Looking to power remote locations at sea, China is moving towards building a series of seaborne nuclear power plants: either floating or submersible.
The primary motivation for this appears to be supplying power to the large amount of equipment and infrastructure that China has built on the new manmade island chain in the South China Sea.
Executive Liu Zhengguo of the China Shipbuilding Industry Corporation, was quoted in the state-run Global Times:
“Normally we have to burn oil or coal for power. Given the long distance between the Nansha Islands and the Chinese mainland, and the changing weather and oceanic conditions, transporting fuel could be an issue which is why developing the maritime nuclear power platform is of great significance”.

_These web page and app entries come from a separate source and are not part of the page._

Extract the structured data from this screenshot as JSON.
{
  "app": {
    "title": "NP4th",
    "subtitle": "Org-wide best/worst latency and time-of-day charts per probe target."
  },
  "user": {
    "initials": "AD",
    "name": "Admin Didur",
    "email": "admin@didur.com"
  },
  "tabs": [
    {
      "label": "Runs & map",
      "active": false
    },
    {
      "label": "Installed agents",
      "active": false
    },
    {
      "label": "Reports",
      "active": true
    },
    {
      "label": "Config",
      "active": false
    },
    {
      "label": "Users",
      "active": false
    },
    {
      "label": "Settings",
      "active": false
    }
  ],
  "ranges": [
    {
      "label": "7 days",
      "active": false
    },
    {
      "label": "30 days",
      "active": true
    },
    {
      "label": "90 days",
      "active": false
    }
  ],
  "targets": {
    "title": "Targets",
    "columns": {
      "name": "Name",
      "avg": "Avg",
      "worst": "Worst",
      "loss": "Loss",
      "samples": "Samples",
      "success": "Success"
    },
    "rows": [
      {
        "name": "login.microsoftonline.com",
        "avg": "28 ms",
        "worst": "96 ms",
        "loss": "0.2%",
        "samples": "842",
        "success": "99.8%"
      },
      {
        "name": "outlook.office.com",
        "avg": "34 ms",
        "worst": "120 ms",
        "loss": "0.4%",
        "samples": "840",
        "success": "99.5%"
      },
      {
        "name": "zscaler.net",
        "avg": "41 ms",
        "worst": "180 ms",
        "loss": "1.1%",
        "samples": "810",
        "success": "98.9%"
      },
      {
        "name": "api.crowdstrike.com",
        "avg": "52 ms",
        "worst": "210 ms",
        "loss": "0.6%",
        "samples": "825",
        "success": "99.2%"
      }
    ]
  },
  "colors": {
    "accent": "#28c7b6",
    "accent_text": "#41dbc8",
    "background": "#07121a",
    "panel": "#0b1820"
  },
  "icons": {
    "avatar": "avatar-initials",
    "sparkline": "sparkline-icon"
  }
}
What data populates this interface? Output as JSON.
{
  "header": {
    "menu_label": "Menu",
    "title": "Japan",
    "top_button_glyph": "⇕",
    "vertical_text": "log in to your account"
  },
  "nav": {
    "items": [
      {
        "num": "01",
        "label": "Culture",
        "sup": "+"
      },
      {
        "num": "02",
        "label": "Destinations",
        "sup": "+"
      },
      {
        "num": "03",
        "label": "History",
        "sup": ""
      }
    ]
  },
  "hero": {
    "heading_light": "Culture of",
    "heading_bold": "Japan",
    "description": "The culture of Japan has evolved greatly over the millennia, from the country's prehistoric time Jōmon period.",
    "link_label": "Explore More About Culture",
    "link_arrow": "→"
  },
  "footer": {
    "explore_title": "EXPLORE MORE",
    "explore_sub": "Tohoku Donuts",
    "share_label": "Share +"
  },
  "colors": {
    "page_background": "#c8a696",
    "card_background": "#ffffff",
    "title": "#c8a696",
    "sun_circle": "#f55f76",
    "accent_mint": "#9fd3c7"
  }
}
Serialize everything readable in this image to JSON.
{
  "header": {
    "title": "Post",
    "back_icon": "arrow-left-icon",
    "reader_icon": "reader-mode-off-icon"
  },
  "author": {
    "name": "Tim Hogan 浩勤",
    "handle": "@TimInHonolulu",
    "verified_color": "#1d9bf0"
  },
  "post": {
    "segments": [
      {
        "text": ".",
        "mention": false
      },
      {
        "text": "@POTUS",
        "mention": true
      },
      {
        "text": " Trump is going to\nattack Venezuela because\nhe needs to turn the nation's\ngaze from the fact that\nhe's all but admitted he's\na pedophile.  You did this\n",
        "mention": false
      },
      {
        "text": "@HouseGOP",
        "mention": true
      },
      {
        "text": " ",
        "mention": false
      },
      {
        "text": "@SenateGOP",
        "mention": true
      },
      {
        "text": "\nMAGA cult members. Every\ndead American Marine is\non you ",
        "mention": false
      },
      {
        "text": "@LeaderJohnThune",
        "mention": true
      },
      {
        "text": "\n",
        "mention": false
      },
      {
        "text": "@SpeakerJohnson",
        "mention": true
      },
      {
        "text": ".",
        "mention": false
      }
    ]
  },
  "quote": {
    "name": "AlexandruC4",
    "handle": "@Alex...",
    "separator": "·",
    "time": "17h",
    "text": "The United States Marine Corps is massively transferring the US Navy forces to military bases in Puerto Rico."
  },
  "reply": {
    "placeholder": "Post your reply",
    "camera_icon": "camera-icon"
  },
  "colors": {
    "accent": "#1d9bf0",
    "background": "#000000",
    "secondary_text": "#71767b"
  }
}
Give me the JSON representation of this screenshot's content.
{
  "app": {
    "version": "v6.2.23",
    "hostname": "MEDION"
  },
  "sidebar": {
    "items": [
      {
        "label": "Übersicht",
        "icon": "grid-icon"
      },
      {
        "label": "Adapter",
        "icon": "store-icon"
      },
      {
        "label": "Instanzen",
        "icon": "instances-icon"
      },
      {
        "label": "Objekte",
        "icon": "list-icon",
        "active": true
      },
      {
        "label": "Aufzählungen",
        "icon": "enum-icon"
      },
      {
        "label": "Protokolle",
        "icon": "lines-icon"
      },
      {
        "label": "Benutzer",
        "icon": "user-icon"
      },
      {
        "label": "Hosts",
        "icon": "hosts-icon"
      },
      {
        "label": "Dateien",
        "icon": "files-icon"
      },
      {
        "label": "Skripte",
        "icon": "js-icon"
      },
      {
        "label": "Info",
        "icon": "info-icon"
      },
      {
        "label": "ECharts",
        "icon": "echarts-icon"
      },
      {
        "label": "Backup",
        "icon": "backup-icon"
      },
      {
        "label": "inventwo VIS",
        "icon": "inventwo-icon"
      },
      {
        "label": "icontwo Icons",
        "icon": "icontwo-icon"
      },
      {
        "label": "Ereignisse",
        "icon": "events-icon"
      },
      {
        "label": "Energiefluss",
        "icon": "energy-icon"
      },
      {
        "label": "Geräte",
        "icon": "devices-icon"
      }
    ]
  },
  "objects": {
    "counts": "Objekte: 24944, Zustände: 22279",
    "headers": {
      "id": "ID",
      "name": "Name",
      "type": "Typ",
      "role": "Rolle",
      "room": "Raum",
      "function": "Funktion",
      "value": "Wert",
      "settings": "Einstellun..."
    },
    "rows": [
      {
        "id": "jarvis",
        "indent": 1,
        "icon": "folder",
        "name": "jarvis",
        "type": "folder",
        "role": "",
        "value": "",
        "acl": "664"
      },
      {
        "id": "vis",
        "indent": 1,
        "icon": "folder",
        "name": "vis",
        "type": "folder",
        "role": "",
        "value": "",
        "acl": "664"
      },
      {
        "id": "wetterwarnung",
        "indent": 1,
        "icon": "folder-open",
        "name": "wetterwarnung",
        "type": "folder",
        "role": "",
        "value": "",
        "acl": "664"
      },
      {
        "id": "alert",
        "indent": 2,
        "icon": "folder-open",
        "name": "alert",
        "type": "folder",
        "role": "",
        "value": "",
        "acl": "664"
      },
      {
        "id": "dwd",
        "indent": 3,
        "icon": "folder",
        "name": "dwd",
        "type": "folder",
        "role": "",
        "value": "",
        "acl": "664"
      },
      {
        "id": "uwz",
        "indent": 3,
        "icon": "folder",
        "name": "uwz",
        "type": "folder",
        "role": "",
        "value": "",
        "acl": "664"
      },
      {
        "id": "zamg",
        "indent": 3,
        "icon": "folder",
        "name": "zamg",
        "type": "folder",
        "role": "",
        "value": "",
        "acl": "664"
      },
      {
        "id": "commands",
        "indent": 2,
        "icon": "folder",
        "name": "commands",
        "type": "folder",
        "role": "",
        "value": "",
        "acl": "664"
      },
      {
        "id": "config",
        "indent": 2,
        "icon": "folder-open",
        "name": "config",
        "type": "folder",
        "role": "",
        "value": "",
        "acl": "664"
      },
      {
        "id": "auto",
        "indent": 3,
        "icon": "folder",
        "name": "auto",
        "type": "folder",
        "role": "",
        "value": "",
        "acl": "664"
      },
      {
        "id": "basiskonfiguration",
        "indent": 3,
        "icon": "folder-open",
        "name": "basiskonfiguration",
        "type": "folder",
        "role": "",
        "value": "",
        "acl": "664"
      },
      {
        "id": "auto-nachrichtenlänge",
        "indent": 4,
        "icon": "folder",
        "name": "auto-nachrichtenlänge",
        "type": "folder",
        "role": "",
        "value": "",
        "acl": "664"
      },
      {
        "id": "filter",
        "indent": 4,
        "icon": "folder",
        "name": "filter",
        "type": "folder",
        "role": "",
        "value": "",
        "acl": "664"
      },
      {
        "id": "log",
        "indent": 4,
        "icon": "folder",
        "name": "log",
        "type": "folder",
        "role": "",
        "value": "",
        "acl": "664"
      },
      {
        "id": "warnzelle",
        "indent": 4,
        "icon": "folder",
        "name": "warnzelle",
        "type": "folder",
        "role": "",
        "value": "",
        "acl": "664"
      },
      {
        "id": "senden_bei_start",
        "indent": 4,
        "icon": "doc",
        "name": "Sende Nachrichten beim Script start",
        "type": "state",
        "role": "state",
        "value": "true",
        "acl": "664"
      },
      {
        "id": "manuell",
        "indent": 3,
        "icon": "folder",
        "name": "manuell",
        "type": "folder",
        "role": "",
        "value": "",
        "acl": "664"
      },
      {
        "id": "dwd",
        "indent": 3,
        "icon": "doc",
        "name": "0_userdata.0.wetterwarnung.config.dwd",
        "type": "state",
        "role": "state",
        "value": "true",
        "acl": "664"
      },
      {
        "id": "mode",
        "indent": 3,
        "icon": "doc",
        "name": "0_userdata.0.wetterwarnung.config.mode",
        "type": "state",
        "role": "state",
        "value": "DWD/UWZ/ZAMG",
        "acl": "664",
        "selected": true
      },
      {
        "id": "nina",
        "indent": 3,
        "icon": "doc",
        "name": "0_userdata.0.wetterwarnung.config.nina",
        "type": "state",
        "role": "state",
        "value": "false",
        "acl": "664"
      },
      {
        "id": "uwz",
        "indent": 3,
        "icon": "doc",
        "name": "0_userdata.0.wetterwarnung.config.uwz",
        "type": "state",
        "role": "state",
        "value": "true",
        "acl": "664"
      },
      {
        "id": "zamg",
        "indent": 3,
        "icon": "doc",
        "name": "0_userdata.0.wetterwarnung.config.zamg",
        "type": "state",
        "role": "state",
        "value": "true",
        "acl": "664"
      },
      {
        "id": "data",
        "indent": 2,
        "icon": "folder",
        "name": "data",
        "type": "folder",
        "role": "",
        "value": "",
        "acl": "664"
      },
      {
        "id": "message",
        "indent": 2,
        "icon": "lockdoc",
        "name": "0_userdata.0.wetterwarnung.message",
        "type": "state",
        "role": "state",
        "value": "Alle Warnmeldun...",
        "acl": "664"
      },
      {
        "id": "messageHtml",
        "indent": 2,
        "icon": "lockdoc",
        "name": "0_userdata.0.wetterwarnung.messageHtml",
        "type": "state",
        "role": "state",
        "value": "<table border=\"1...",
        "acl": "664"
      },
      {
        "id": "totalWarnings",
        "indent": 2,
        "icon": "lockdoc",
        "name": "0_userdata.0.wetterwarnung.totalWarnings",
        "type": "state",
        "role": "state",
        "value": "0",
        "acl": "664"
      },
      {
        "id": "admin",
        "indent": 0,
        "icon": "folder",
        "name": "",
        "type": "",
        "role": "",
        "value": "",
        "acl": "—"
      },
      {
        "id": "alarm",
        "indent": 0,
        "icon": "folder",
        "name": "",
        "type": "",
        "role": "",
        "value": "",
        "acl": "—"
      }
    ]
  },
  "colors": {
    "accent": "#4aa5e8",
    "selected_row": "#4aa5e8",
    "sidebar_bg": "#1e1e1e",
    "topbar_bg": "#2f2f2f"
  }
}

Zhengguo has also said that the platforms would be built with “mature technology”, and that the National Nuclear Safety Administration is working on the needed nuclear security regulations, with particular emphasis on the survivability and safety in the face of natural accidents and disasters.
Estimates from eworldship.com has put the number of platforms to be built at 20, but this has not been confirmed by the CSIC.
Construction is set to finish in 2018, and the initial ship will serve as a functional demonstration of the capabilities of the platform. With a strong demand in the region for reliable power, it seems likely the project will likely go ahead, despite safety concerns elaborated upon by the NYT.
There is no word as of yet whether the government will allow the public to vote on a name for the vessels, or what the Chinese equivalent of Boaty McBoatface might be.